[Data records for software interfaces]
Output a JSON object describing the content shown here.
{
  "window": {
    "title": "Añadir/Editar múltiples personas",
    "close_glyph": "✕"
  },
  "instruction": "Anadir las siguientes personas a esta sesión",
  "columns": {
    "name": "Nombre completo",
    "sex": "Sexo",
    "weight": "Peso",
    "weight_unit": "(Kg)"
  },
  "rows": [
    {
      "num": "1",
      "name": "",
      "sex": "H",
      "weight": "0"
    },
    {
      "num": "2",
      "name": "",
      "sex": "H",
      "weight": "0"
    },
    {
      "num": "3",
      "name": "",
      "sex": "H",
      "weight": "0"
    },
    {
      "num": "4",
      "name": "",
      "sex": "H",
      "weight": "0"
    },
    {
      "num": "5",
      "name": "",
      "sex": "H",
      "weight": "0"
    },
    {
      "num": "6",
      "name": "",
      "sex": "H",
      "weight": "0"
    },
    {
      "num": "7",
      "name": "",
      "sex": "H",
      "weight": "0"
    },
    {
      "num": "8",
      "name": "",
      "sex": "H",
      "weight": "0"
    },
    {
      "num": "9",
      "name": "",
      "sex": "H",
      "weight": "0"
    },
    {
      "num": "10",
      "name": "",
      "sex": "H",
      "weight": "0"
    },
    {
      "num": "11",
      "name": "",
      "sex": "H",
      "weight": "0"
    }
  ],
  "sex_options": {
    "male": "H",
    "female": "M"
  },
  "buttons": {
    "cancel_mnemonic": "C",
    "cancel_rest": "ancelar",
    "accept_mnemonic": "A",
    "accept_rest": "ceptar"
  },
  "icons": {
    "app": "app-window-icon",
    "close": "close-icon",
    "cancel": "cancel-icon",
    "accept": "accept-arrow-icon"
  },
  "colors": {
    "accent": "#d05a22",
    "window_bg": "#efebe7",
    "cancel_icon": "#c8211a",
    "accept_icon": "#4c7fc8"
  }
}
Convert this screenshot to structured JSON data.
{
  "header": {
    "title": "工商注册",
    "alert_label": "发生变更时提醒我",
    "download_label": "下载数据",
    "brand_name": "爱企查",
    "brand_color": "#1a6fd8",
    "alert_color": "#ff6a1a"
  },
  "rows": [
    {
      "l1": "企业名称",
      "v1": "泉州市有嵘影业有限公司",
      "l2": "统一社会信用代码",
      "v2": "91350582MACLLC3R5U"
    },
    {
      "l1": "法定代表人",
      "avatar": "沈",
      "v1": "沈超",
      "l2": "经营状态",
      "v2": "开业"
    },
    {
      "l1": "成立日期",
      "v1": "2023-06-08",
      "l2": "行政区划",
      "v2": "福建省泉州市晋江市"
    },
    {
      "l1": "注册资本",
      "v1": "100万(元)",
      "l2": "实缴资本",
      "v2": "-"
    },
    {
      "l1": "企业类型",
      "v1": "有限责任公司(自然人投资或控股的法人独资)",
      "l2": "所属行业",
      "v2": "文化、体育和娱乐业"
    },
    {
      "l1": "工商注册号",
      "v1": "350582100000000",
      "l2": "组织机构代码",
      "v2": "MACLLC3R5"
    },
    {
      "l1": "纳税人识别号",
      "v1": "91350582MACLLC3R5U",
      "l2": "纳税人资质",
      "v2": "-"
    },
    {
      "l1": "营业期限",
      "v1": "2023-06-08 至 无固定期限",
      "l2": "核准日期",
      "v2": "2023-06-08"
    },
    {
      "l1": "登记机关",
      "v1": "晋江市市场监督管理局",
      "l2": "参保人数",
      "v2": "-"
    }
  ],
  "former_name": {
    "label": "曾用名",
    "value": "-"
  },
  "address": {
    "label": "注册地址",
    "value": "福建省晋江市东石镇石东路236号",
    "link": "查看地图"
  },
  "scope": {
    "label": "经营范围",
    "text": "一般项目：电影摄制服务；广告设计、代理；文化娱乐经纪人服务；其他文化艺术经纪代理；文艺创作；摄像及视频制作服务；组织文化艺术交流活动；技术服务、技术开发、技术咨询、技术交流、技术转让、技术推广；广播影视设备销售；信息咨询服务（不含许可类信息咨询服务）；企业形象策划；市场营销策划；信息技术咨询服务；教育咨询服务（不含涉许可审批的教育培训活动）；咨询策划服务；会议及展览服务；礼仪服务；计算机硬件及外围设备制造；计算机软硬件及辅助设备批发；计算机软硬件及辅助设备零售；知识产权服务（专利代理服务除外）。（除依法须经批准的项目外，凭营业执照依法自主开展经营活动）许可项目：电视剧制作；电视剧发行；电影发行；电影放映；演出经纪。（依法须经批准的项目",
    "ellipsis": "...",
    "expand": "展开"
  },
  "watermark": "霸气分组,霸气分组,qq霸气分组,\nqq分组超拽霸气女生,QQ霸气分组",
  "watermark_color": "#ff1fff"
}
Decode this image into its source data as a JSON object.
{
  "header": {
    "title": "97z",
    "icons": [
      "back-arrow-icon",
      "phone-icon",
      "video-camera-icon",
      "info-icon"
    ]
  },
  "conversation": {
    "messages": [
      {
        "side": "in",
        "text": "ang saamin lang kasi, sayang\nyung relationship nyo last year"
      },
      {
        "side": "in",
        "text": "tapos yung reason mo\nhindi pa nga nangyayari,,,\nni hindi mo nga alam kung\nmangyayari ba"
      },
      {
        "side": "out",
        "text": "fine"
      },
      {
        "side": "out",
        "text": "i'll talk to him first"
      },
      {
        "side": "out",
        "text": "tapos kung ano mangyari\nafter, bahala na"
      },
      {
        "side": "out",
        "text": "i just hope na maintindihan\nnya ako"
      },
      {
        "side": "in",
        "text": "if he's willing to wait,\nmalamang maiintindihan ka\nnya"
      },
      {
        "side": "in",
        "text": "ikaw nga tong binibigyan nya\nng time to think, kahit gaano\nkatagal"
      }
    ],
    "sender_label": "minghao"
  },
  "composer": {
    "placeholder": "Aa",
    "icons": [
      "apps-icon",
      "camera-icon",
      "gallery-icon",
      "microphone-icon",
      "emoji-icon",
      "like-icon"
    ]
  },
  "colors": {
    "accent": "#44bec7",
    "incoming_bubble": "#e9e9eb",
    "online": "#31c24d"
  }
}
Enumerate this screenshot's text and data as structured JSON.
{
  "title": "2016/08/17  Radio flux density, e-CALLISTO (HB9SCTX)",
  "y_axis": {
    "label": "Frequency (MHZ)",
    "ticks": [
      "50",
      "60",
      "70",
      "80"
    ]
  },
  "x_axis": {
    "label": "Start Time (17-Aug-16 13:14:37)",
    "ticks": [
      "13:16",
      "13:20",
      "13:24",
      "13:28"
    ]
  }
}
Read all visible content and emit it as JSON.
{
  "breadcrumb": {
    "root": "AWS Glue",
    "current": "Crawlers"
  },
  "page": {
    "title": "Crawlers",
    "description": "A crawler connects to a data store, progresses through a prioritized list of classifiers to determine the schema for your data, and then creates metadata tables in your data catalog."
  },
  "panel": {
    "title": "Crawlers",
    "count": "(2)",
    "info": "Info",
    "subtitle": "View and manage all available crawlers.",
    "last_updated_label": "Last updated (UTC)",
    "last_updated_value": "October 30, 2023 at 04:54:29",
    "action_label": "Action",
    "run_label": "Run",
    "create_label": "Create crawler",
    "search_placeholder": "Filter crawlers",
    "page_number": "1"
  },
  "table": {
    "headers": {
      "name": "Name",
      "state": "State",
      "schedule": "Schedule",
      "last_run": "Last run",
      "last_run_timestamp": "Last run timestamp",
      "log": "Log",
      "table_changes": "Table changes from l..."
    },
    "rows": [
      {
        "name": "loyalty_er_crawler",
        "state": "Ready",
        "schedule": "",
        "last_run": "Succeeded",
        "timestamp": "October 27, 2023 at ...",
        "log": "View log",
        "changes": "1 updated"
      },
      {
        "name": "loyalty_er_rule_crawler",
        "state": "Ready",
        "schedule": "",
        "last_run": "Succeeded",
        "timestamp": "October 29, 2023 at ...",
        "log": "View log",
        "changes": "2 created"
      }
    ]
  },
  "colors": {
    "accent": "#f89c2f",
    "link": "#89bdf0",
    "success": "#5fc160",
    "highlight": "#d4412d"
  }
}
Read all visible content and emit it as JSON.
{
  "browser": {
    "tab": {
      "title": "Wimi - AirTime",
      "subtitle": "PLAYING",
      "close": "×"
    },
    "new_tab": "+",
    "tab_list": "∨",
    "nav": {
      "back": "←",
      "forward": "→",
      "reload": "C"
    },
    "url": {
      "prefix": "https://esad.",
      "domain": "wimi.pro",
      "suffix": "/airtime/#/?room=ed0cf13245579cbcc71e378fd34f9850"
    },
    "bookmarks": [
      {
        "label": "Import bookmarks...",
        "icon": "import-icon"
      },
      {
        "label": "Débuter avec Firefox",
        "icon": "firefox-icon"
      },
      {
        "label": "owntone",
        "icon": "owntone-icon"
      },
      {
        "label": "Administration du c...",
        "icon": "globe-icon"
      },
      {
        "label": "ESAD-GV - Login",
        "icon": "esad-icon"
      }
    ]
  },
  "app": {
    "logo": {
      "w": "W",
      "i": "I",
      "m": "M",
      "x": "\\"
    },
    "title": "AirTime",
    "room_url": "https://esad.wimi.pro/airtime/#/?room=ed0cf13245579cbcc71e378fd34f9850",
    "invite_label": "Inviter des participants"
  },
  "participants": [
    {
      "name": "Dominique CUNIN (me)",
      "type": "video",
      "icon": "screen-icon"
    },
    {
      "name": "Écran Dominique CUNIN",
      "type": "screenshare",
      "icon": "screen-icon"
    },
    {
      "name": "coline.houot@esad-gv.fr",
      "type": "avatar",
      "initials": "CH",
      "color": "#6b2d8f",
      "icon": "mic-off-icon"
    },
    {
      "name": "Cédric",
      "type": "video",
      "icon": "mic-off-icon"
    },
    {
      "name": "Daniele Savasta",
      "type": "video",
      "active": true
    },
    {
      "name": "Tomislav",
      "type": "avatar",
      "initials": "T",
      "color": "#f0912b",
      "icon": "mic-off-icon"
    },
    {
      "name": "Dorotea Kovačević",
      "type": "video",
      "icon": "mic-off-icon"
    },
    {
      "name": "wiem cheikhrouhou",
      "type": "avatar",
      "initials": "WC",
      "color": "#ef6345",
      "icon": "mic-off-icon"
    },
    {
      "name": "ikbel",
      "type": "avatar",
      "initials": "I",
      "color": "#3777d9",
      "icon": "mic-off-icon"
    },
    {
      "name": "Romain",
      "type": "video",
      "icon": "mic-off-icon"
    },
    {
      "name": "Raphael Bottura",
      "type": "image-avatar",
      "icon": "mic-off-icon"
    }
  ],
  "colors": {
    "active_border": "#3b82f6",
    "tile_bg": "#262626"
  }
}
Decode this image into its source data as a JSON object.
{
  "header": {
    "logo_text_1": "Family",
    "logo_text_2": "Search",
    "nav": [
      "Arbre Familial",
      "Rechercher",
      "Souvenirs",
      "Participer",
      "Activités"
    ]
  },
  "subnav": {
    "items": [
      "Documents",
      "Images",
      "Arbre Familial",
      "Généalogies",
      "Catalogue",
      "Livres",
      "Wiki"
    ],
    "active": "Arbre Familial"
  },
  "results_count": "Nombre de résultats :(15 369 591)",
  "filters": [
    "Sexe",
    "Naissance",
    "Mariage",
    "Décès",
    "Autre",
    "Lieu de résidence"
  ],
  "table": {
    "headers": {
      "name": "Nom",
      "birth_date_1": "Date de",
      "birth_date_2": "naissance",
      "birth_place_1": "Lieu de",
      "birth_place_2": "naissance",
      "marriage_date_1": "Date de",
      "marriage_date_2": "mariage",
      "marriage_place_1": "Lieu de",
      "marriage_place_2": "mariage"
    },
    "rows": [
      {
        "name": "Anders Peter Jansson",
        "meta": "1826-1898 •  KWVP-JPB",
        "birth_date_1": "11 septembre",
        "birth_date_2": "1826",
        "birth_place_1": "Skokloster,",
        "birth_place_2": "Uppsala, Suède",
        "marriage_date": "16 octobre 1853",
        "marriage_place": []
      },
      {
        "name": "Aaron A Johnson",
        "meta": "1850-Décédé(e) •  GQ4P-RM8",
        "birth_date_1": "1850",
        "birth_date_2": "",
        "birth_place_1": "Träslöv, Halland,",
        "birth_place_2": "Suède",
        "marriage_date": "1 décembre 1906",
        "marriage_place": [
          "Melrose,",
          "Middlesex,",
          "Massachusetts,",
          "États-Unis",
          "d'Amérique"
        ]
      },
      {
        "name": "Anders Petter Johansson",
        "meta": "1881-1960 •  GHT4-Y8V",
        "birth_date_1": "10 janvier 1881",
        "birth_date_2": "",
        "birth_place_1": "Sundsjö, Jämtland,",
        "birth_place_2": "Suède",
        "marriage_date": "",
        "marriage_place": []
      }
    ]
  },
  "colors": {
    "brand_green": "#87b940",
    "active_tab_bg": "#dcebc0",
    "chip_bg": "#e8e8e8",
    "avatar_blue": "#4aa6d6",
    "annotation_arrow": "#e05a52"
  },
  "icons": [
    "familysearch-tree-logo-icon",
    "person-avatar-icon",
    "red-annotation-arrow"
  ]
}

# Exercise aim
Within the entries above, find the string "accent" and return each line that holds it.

# Answer space
    "accent": "#d05a22",
    "accent": "#44bec7",
    "accent": "#f89c2f",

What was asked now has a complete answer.